-------- Information shown --------

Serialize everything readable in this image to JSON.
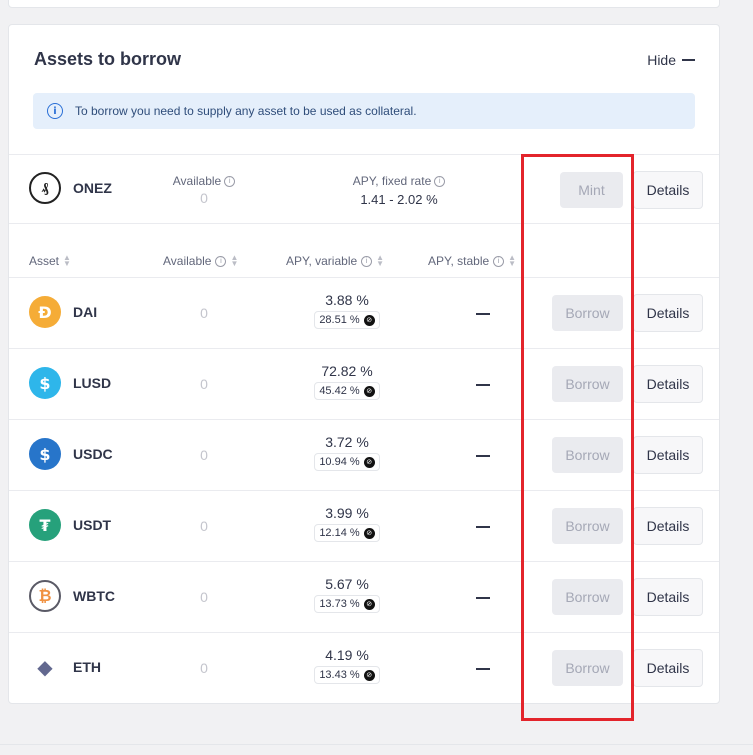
{
  "header": {
    "title": "Assets to borrow",
    "hide_label": "Hide"
  },
  "banner": {
    "text": "To borrow you need to supply any asset to be used as collateral."
  },
  "onez": {
    "symbol": "ONEZ",
    "available_label": "Available",
    "available_value": "0",
    "apy_label": "APY, fixed rate",
    "apy_value": "1.41 - 2.02 %",
    "mint_label": "Mint",
    "details_label": "Details"
  },
  "columns": {
    "asset": "Asset",
    "available": "Available",
    "apy_variable": "APY, variable",
    "apy_stable": "APY, stable"
  },
  "rows": [
    {
      "symbol": "DAI",
      "available": "0",
      "apy": "3.88 %",
      "incentive": "28.51 %",
      "stable": "—",
      "borrow": "Borrow",
      "details": "Details",
      "color": "#f5ac37"
    },
    {
      "symbol": "LUSD",
      "available": "0",
      "apy": "72.82 %",
      "incentive": "45.42 %",
      "stable": "—",
      "borrow": "Borrow",
      "details": "Details",
      "color": "#2eb6ea"
    },
    {
      "symbol": "USDC",
      "available": "0",
      "apy": "3.72 %",
      "incentive": "10.94 %",
      "stable": "—",
      "borrow": "Borrow",
      "details": "Details",
      "color": "#2775ca"
    },
    {
      "symbol": "USDT",
      "available": "0",
      "apy": "3.99 %",
      "incentive": "12.14 %",
      "stable": "—",
      "borrow": "Borrow",
      "details": "Details",
      "color": "#26a17b"
    },
    {
      "symbol": "WBTC",
      "available": "0",
      "apy": "5.67 %",
      "incentive": "13.73 %",
      "stable": "—",
      "borrow": "Borrow",
      "details": "Details",
      "color": "#f09242"
    },
    {
      "symbol": "ETH",
      "available": "0",
      "apy": "4.19 %",
      "incentive": "13.43 %",
      "stable": "—",
      "borrow": "Borrow",
      "details": "Details",
      "color": "#62688f"
    }
  ],
  "icons": {
    "info": "info-circle-icon",
    "sort": "sort-arrows-icon",
    "reward": "reward-token-icon"
  },
  "colors": {
    "highlight": "#e3242b",
    "banner_bg": "#e5effb",
    "banner_icon": "#2a6fd6"
  }
}
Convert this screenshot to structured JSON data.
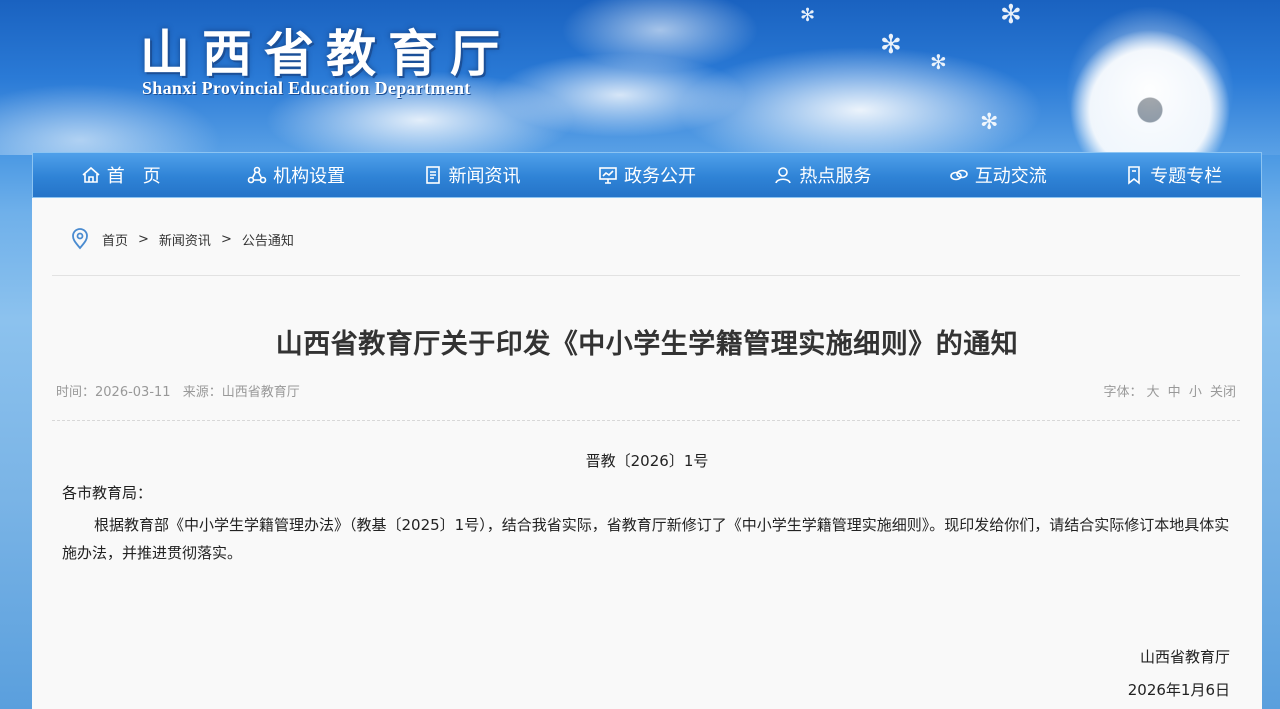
{
  "header": {
    "logo_cn": "山西省教育厅",
    "logo_en": "Shanxi Provincial Education Department"
  },
  "nav": {
    "items": [
      {
        "label": "首　页",
        "icon": "home-icon"
      },
      {
        "label": "机构设置",
        "icon": "org-structure-icon"
      },
      {
        "label": "新闻资讯",
        "icon": "document-icon"
      },
      {
        "label": "政务公开",
        "icon": "chart-board-icon"
      },
      {
        "label": "热点服务",
        "icon": "user-service-icon"
      },
      {
        "label": "互动交流",
        "icon": "link-icon"
      },
      {
        "label": "专题专栏",
        "icon": "bookmark-icon"
      }
    ]
  },
  "breadcrumb": {
    "icon": "location-pin-icon",
    "items": [
      "首页",
      "新闻资讯",
      "公告通知"
    ],
    "separator": ">"
  },
  "article": {
    "title": "山西省教育厅关于印发《中小学生学籍管理实施细则》的通知",
    "meta_time": "时间：2026-03-11",
    "meta_source": "来源：山西省教育厅",
    "font_label": "字体：",
    "font_large": "大",
    "font_medium": "中",
    "font_small": "小",
    "font_close": "关闭",
    "doc_number": "晋教〔2026〕1号",
    "addressee": "各市教育局：",
    "body": "根据教育部《中小学生学籍管理办法》（教基〔2025〕1号），结合我省实际，省教育厅新修订了《中小学生学籍管理实施细则》。现印发给你们，请结合实际修订本地具体实施办法，并推进贯彻落实。",
    "signature": "山西省教育厅",
    "date": "2026年1月6日"
  },
  "colors": {
    "nav_bg": "#2f83d6",
    "panel_bg": "#f9f9f9",
    "title_text": "#333333",
    "meta_text": "#999999"
  }
}
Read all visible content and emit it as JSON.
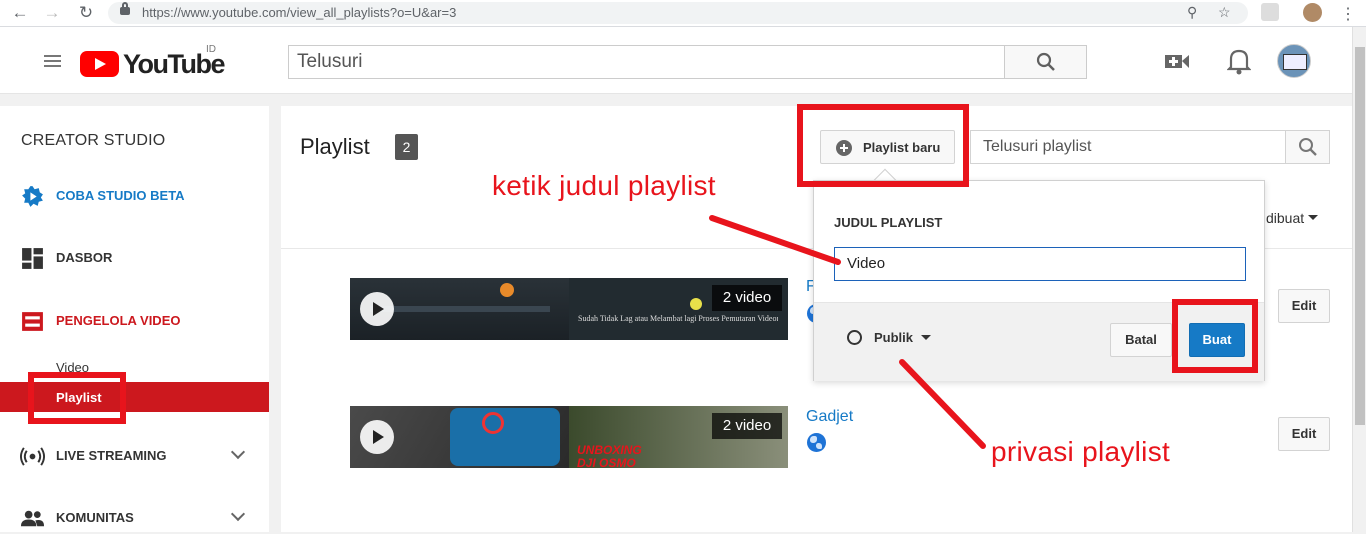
{
  "browser": {
    "url_host": "https://www.youtube.com",
    "url_path": "/view_all_playlists?o=U&ar=3"
  },
  "header": {
    "logo_text": "YouTube",
    "country_code": "ID",
    "search_placeholder": "Telusuri"
  },
  "sidebar": {
    "title": "CREATOR STUDIO",
    "items": [
      {
        "label": "COBA STUDIO BETA",
        "icon": "gear-icon",
        "color": "#167ac6"
      },
      {
        "label": "DASBOR",
        "icon": "dashboard-icon",
        "color": "#333333"
      },
      {
        "label": "PENGELOLA VIDEO",
        "icon": "video-manager-icon",
        "color": "#cc181e"
      },
      {
        "label": "LIVE STREAMING",
        "icon": "live-icon",
        "color": "#333333"
      },
      {
        "label": "KOMUNITAS",
        "icon": "community-icon",
        "color": "#333333"
      }
    ],
    "sub_items": [
      "Video",
      "Playlist"
    ]
  },
  "main": {
    "title": "Playlist",
    "count": "2",
    "new_playlist_label": "Playlist baru",
    "search_placeholder": "Telusuri playlist",
    "sort_label": "dibuat",
    "playlists": [
      {
        "title": "F",
        "video_count": "2 video",
        "edit_label": "Edit",
        "caption": "Sudah Tidak Lag atau Melambat lagi Proses Pemutaran Videonya"
      },
      {
        "title": "Gadjet",
        "video_count": "2 video",
        "edit_label": "Edit",
        "caption": "UNBOXING DJI OSMO"
      }
    ]
  },
  "popup": {
    "label": "JUDUL PLAYLIST",
    "input_value": "Video",
    "privacy_label": "Publik",
    "cancel_label": "Batal",
    "create_label": "Buat"
  },
  "annotations": {
    "title_hint": "ketik judul playlist",
    "privacy_hint": "privasi playlist",
    "color": "#e8141c"
  }
}
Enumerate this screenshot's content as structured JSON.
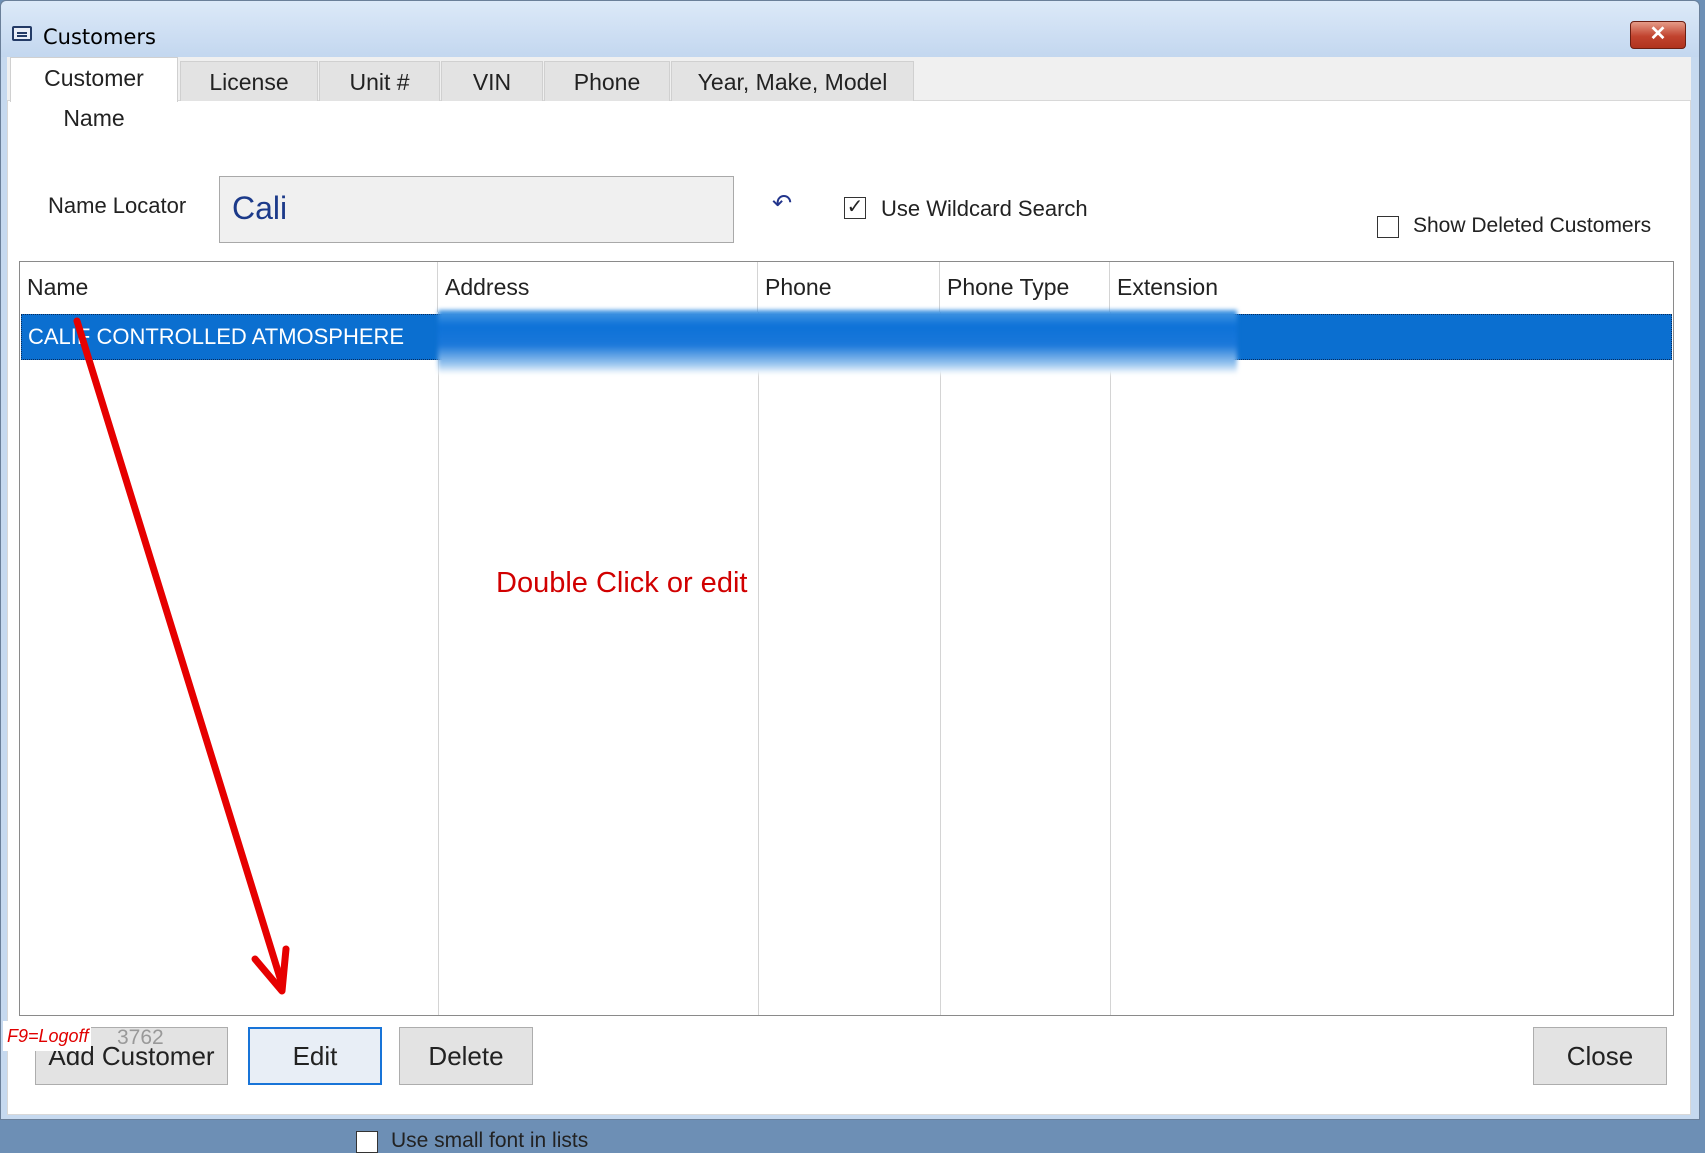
{
  "window": {
    "title": "Customers",
    "close_glyph": "✕"
  },
  "tabs": [
    {
      "label": "Customer Name",
      "active": true
    },
    {
      "label": "License",
      "active": false
    },
    {
      "label": "Unit #",
      "active": false
    },
    {
      "label": "VIN",
      "active": false
    },
    {
      "label": "Phone",
      "active": false
    },
    {
      "label": "Year, Make, Model",
      "active": false
    }
  ],
  "search": {
    "label": "Name Locator",
    "value": "Cali",
    "undo_icon": "undo-icon",
    "wildcard_label": "Use Wildcard Search",
    "wildcard_checked": true,
    "show_deleted_label": "Show Deleted Customers",
    "show_deleted_checked": false
  },
  "grid": {
    "columns": [
      "Name",
      "Address",
      "Phone",
      "Phone Type",
      "Extension"
    ],
    "rows": [
      {
        "name": "CALIF CONTROLLED ATMOSPHERE",
        "selected": true
      }
    ]
  },
  "annotation": {
    "text": "Double Click or edit",
    "color": "#d10000"
  },
  "buttons": {
    "add": "Add Customer",
    "edit": "Edit",
    "delete": "Delete",
    "close": "Close"
  },
  "footer": {
    "logoff": "F9=Logoff",
    "code": "3762",
    "small_font_label": "Use small font in lists",
    "small_font_checked": false
  },
  "colors": {
    "selection": "#0b6fd0",
    "accent": "#1874d8",
    "alert": "#e00000"
  }
}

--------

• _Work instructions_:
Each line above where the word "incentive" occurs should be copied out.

• _Problem solution_:
      "incentive": "28.51 %",
      "incentive": "45.42 %",
      "incentive": "10.94 %",
      "incentive": "12.14 %",
      "incentive": "13.73 %",
      "incentive": "13.43 %",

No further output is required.